Leave out the images and repeat every entry below exactly.

===

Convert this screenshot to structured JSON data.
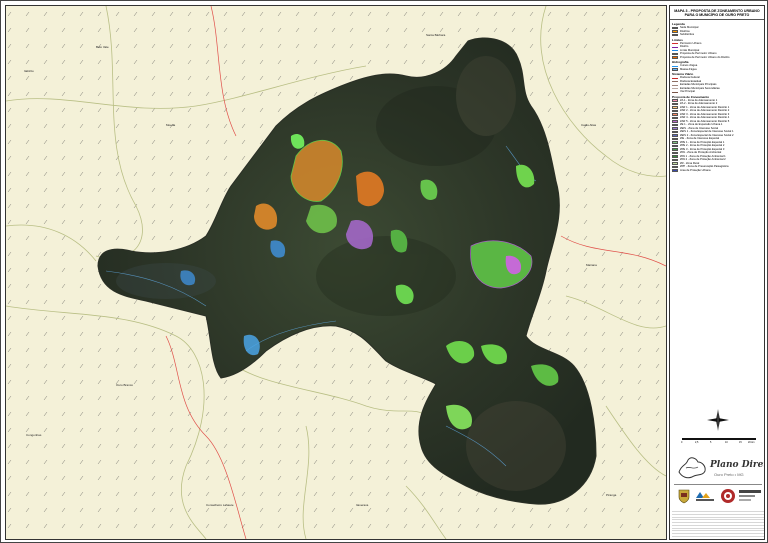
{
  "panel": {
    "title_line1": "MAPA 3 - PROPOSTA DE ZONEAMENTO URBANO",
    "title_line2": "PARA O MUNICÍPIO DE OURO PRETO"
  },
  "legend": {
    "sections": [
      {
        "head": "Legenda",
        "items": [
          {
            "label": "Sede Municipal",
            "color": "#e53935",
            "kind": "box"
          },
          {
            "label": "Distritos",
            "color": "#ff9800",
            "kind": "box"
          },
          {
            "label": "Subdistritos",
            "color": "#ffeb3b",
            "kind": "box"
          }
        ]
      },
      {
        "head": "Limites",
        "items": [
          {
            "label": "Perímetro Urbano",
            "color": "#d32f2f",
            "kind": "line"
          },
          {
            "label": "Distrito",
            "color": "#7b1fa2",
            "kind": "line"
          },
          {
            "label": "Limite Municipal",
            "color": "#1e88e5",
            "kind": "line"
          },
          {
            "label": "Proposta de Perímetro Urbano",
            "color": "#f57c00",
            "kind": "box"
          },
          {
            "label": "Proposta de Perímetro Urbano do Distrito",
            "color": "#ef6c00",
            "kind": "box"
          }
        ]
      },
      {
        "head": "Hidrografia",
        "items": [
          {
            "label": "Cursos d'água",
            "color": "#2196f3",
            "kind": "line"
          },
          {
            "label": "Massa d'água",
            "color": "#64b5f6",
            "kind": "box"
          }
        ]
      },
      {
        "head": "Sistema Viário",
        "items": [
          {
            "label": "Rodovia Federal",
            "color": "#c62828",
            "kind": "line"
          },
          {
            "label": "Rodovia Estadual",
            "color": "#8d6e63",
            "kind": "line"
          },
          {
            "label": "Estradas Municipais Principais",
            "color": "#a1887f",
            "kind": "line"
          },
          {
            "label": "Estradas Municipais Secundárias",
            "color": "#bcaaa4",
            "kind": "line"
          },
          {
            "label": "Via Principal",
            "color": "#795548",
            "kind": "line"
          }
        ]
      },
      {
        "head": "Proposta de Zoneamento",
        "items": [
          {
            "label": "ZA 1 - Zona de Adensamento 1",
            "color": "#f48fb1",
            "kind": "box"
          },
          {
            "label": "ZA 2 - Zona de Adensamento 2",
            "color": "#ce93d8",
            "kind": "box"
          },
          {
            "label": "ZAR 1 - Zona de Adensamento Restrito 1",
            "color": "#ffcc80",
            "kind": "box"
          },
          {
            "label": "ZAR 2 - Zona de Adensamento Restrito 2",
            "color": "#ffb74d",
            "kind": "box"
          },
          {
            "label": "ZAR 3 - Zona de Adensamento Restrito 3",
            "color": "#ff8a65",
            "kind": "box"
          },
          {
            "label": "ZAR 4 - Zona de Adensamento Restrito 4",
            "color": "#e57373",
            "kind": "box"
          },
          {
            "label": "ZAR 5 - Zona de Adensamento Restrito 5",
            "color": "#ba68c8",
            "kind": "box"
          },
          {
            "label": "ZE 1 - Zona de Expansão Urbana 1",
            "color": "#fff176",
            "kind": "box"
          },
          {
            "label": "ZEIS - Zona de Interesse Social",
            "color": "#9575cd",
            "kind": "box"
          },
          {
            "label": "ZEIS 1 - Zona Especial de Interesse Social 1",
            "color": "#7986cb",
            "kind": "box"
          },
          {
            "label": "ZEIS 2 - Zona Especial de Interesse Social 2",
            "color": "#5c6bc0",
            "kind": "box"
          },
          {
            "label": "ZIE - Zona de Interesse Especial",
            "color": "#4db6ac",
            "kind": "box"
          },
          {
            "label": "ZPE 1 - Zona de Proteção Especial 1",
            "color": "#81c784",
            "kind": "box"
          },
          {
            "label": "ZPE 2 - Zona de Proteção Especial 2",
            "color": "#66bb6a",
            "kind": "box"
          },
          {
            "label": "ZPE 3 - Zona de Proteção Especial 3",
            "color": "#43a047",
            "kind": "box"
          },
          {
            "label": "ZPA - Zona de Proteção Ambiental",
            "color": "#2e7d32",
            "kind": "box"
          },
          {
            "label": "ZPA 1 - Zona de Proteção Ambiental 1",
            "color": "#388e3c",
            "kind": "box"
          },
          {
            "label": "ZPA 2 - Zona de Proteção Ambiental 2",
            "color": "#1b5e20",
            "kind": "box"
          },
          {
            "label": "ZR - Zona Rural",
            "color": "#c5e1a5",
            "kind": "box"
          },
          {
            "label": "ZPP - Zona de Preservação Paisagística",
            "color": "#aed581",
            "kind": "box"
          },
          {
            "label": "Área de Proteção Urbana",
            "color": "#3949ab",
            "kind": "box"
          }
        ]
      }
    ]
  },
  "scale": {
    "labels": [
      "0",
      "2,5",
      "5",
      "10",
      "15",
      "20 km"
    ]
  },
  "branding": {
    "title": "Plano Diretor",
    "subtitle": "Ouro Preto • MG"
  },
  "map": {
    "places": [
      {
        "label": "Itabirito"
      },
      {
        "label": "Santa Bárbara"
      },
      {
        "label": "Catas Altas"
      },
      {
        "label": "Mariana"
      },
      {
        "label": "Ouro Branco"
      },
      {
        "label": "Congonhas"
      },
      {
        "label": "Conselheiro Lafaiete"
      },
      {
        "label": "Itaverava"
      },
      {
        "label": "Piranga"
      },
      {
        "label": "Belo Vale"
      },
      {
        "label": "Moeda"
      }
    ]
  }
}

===

--- Result ---
Convert this screenshot to structured JSON data.
{
  "panel": {
    "title_line1": "MAPA 3 - PROPOSTA DE ZONEAMENTO URBANO",
    "title_line2": "PARA O MUNICÍPIO DE OURO PRETO"
  },
  "legend": {
    "sections": [
      {
        "head": "Legenda",
        "items": [
          {
            "label": "Sede Municipal",
            "color": "#e53935",
            "kind": "box"
          },
          {
            "label": "Distritos",
            "color": "#ff9800",
            "kind": "box"
          },
          {
            "label": "Subdistritos",
            "color": "#ffeb3b",
            "kind": "box"
          }
        ]
      },
      {
        "head": "Limites",
        "items": [
          {
            "label": "Perímetro Urbano",
            "color": "#d32f2f",
            "kind": "line"
          },
          {
            "label": "Distrito",
            "color": "#7b1fa2",
            "kind": "line"
          },
          {
            "label": "Limite Municipal",
            "color": "#1e88e5",
            "kind": "line"
          },
          {
            "label": "Proposta de Perímetro Urbano",
            "color": "#f57c00",
            "kind": "box"
          },
          {
            "label": "Proposta de Perímetro Urbano do Distrito",
            "color": "#ef6c00",
            "kind": "box"
          }
        ]
      },
      {
        "head": "Hidrografia",
        "items": [
          {
            "label": "Cursos d'água",
            "color": "#2196f3",
            "kind": "line"
          },
          {
            "label": "Massa d'água",
            "color": "#64b5f6",
            "kind": "box"
          }
        ]
      },
      {
        "head": "Sistema Viário",
        "items": [
          {
            "label": "Rodovia Federal",
            "color": "#c62828",
            "kind": "line"
          },
          {
            "label": "Rodovia Estadual",
            "color": "#8d6e63",
            "kind": "line"
          },
          {
            "label": "Estradas Municipais Principais",
            "color": "#a1887f",
            "kind": "line"
          },
          {
            "label": "Estradas Municipais Secundárias",
            "color": "#bcaaa4",
            "kind": "line"
          },
          {
            "label": "Via Principal",
            "color": "#795548",
            "kind": "line"
          }
        ]
      },
      {
        "head": "Proposta de Zoneamento",
        "items": [
          {
            "label": "ZA 1 - Zona de Adensamento 1",
            "color": "#f48fb1",
            "kind": "box"
          },
          {
            "label": "ZA 2 - Zona de Adensamento 2",
            "color": "#ce93d8",
            "kind": "box"
          },
          {
            "label": "ZAR 1 - Zona de Adensamento Restrito 1",
            "color": "#ffcc80",
            "kind": "box"
          },
          {
            "label": "ZAR 2 - Zona de Adensamento Restrito 2",
            "color": "#ffb74d",
            "kind": "box"
          },
          {
            "label": "ZAR 3 - Zona de Adensamento Restrito 3",
            "color": "#ff8a65",
            "kind": "box"
          },
          {
            "label": "ZAR 4 - Zona de Adensamento Restrito 4",
            "color": "#e57373",
            "kind": "box"
          },
          {
            "label": "ZAR 5 - Zona de Adensamento Restrito 5",
            "color": "#ba68c8",
            "kind": "box"
          },
          {
            "label": "ZE 1 - Zona de Expansão Urbana 1",
            "color": "#fff176",
            "kind": "box"
          },
          {
            "label": "ZEIS - Zona de Interesse Social",
            "color": "#9575cd",
            "kind": "box"
          },
          {
            "label": "ZEIS 1 - Zona Especial de Interesse Social 1",
            "color": "#7986cb",
            "kind": "box"
          },
          {
            "label": "ZEIS 2 - Zona Especial de Interesse Social 2",
            "color": "#5c6bc0",
            "kind": "box"
          },
          {
            "label": "ZIE - Zona de Interesse Especial",
            "color": "#4db6ac",
            "kind": "box"
          },
          {
            "label": "ZPE 1 - Zona de Proteção Especial 1",
            "color": "#81c784",
            "kind": "box"
          },
          {
            "label": "ZPE 2 - Zona de Proteção Especial 2",
            "color": "#66bb6a",
            "kind": "box"
          },
          {
            "label": "ZPE 3 - Zona de Proteção Especial 3",
            "color": "#43a047",
            "kind": "box"
          },
          {
            "label": "ZPA - Zona de Proteção Ambiental",
            "color": "#2e7d32",
            "kind": "box"
          },
          {
            "label": "ZPA 1 - Zona de Proteção Ambiental 1",
            "color": "#388e3c",
            "kind": "box"
          },
          {
            "label": "ZPA 2 - Zona de Proteção Ambiental 2",
            "color": "#1b5e20",
            "kind": "box"
          },
          {
            "label": "ZR - Zona Rural",
            "color": "#c5e1a5",
            "kind": "box"
          },
          {
            "label": "ZPP - Zona de Preservação Paisagística",
            "color": "#aed581",
            "kind": "box"
          },
          {
            "label": "Área de Proteção Urbana",
            "color": "#3949ab",
            "kind": "box"
          }
        ]
      }
    ]
  },
  "scale": {
    "labels": [
      "0",
      "2,5",
      "5",
      "10",
      "15",
      "20 km"
    ]
  },
  "branding": {
    "title": "Plano Diretor",
    "subtitle": "Ouro Preto • MG"
  },
  "map": {
    "places": [
      {
        "label": "Itabirito"
      },
      {
        "label": "Santa Bárbara"
      },
      {
        "label": "Catas Altas"
      },
      {
        "label": "Mariana"
      },
      {
        "label": "Ouro Branco"
      },
      {
        "label": "Congonhas"
      },
      {
        "label": "Conselheiro Lafaiete"
      },
      {
        "label": "Itaverava"
      },
      {
        "label": "Piranga"
      },
      {
        "label": "Belo Vale"
      },
      {
        "label": "Moeda"
      }
    ]
  }
}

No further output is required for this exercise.